If you're reading this late at night or in the middle of the night, you're corroborating the thesis of a new book published by Verso:  Jonathan Crary's 24/7: Late Capitalism and the Ends of Sleep.  --  Jacques Dubois discussed the Columbia professor's ideas on Thursday in an article posted on the French news website Mediapart and translated below.[1] ...

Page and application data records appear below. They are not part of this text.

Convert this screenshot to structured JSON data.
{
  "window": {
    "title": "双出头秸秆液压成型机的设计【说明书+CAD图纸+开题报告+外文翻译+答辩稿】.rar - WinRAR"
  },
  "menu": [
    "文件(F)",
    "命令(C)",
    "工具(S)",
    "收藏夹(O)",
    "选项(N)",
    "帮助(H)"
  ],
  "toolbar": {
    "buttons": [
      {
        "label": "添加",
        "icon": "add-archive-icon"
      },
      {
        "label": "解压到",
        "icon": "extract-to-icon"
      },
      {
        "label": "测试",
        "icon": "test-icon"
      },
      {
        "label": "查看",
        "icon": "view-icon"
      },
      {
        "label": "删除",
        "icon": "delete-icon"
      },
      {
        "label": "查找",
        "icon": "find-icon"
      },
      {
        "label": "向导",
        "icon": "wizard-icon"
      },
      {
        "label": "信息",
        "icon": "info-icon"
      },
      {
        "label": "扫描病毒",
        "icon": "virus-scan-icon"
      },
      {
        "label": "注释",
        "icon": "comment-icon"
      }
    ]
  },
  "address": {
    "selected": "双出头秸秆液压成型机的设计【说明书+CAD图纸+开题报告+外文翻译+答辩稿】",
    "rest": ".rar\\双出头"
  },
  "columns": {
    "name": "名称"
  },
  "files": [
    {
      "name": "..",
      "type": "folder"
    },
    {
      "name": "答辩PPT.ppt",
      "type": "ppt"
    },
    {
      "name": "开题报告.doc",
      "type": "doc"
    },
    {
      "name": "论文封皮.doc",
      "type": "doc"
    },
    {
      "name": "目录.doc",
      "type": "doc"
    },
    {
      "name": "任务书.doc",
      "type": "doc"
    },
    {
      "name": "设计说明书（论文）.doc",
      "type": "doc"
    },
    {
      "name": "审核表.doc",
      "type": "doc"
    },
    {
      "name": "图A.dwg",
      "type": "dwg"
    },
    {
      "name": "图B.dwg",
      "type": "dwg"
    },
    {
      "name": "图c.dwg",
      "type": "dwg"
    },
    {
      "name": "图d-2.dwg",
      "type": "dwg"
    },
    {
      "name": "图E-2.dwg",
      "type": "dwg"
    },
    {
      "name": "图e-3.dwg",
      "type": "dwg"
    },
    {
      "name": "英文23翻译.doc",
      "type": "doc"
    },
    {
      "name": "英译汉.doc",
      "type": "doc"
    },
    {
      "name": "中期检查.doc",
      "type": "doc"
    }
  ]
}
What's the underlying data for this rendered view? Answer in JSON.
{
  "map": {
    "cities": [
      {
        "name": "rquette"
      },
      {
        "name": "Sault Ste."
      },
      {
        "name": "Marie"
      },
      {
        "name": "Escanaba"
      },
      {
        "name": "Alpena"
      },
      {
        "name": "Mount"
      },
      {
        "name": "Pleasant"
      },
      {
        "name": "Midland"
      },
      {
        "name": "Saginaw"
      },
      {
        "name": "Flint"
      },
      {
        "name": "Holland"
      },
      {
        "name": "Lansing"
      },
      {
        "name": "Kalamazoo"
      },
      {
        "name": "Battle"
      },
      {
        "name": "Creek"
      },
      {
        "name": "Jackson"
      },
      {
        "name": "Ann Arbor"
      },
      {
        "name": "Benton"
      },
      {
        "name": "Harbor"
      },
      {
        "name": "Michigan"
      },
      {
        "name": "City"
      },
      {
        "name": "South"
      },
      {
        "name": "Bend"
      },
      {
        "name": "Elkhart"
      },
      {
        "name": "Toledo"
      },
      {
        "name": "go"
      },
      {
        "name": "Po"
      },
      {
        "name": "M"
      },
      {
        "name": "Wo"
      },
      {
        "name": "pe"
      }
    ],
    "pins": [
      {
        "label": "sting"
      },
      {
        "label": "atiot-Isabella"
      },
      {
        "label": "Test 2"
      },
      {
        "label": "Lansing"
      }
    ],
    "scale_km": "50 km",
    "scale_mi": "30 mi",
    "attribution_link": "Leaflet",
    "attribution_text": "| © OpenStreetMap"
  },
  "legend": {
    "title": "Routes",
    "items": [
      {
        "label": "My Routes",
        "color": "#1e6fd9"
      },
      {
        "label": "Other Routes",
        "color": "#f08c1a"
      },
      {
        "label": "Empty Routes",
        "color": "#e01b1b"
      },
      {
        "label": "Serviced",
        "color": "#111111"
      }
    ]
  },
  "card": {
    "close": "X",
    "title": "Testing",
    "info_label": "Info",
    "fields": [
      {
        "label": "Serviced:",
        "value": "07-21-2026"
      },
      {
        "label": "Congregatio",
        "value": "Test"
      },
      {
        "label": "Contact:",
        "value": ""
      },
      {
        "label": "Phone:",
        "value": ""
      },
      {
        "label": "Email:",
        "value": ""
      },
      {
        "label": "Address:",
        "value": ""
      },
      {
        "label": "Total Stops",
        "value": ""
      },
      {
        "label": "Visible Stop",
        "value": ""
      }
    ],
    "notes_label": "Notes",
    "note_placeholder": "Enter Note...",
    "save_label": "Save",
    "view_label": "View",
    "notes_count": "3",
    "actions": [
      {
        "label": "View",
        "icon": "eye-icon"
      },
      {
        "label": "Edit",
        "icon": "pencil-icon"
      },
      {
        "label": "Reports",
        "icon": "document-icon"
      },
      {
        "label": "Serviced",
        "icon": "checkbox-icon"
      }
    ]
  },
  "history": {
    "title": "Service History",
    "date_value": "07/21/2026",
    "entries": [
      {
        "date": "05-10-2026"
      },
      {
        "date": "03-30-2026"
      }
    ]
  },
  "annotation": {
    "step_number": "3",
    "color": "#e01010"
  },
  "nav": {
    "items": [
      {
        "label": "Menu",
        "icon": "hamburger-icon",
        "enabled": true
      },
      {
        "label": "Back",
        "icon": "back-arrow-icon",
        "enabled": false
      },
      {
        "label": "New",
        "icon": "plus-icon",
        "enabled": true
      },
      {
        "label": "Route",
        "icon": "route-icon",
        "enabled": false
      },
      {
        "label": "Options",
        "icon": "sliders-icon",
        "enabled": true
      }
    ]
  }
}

If you listen to the business-school types who have the ear of management today, technological change has now accelerated to the point that "the time has come to panic as you’ve never panicked before," says Jill Lepore in "The Disruption Machine," posted Monday on the website of the New Yorker.  --  "Disruptive innovation is competitive strategy for an age seized by terror."  --  But take a deep breath and stay calm.  --  Lepore, professor at Harvard as well as staff writer at the weekly famous for publishing many respected writers, elegantly eviscerates Clayton Christensen, the Harvard Business School prof whose 1997 volume, The Innovator’s Dilemma, has made him a one-man industry promoting "disruptive change."  --  But disruptive change is an idea of which we have every reason to be suspicious, Lepore writes.  --  "The idea of innovation is the idea of progress stripped of the aspirations of the Enlightenment, scrubbed clean of the horrors of the twentieth century, and relieved of its critics.  --  Disruptive innovation goes further, holding out the hope of salvation against the very damnation it describes:  disrupt, and you will be saved."[1]  --  Disruption is one more half-baked idea sold for profit by the high priests of our money-mad, anxiety-ridden society:  "Innovation and disruption are ideas that originated in the arena of business but which have since been applied to arenas whose values and goals are remote from the values and goals of business.  --  People aren’t disk drives.  --  Public schools, colleges and universities, churches, museums, and many hospitals, all of which have been subjected to disruptive innovation, have revenues and expenses and infrastructures, but they aren’t industries in the same way that manufacturers of hard-disk drives or truck engines or drygoods are industries.  --  Journalism isn’t an industry in that sense, either."  --  The difference, O surprise, is moral:  "Doctors have obligations to their patients, teachers to their students, pastors to their congregations, curators to the public, and journalists to their readers -- obligations that lie outside the realm of earnings, and are fundamentally different from the obligations that a business executive has to employees, partners, and investors. . . . Charging for admission, membership, subscriptions, and, for some, earning profits are similarities these institutions have with businesses.  Still, that doesn’t make them industries, which turn things into commodities and sell them for gain." ...

Reviewing in the London Review of Books Eric Schlosser's Command and Control, a book about Cold War nuclear weaponry accidents, noted Harvard sociologist of science Steven Shapin concluded  that when it comes to nuclear weapons, "the rational attitude sometimes looks like irrational anxiety."[1]  --  The last commander of the Strategic Air Command, Gen. George Lee Butler, said in 1999 that "We escaped the Cold War without a nuclear holocaust by some combination of skill, luck and divine intervention, and I suspect the latter in greatest proportion."  --   And we're not out of the woods:  "[W]hile the risk of a world-ending nuclear exchange has probably diminished, the risk of some form of proliferation-related hostile nuclear explosion, accidental or intentional, has probably increased." ...